Honoring Those Who Served During the Civil War Program presented by the Fairfax County Cemetery Preservation Association (FCCPA)
During the Civil War, the unprecedented number of deaths of soldiers resulted in efforts to respect and honor the men, who had died far from home. Thousands of known and unknown were hastily buried in shallow graves on the battlefields. In July 1862, the US Congress authorized President Lincoln to purchase land for the establishment of cemeteries for those who died fighting in behalf of the US. As a result, fourteen national cemeteries were created. In 1864, Quartermaster General Montgomery Meigs established Arlington National Cemetery on the Custis- Lee Mansion property. Through the years, governments and communities have established cemeteries to honor both Union and Confederate soldiers.
Through a power point presentation, the Fairfax County Cemetery Preservation Association (FCCPA) shares this story and how the FCCPA honors Civil War veterans through an honor roll and database on its own website.

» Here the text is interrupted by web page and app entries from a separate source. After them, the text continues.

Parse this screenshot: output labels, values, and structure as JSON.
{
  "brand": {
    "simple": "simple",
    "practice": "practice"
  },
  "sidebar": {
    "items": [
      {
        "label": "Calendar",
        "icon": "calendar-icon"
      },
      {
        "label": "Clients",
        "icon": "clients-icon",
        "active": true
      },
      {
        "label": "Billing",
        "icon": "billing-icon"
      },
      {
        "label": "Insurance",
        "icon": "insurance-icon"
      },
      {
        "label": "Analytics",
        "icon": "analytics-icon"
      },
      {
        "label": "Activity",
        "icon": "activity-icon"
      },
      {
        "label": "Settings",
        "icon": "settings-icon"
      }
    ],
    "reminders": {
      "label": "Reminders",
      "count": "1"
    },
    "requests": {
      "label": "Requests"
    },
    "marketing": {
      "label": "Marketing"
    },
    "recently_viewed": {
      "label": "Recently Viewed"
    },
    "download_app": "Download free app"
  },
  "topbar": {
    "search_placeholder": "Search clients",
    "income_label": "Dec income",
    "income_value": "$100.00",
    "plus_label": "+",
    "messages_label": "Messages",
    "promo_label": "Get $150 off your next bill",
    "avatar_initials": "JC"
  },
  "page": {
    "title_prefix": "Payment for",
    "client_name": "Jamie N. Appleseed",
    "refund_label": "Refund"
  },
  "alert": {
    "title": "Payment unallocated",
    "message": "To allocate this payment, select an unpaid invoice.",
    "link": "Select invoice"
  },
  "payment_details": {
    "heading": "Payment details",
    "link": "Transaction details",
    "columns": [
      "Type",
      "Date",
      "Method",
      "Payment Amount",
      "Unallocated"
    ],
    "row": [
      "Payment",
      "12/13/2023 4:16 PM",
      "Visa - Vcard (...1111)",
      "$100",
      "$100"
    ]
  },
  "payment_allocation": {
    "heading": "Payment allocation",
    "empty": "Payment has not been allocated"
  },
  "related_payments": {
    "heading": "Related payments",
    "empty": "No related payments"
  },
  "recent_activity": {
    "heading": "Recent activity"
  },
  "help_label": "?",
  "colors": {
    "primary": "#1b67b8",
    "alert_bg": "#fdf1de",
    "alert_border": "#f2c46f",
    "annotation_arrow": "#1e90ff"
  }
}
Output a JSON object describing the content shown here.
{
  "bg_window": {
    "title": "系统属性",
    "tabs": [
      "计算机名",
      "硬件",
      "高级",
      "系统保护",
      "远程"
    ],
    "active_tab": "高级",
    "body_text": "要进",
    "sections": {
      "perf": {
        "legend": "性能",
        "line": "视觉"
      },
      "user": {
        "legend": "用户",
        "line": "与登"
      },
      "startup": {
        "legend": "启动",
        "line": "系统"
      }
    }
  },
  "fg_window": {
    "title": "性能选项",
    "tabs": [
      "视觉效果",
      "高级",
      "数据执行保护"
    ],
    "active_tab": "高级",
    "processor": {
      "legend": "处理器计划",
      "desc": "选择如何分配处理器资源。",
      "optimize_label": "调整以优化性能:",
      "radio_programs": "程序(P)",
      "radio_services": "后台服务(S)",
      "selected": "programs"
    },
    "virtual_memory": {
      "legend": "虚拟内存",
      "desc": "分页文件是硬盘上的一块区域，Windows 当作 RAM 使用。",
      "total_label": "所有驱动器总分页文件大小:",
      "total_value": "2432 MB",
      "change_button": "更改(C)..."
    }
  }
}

Organizations may request members of the FCCPA to present the approximate hour long program at one of their own meetings.
If you would like to schedule the program or have any questions, please contact:
Mary Lipsey at 703-321-2824 or at email@example.com.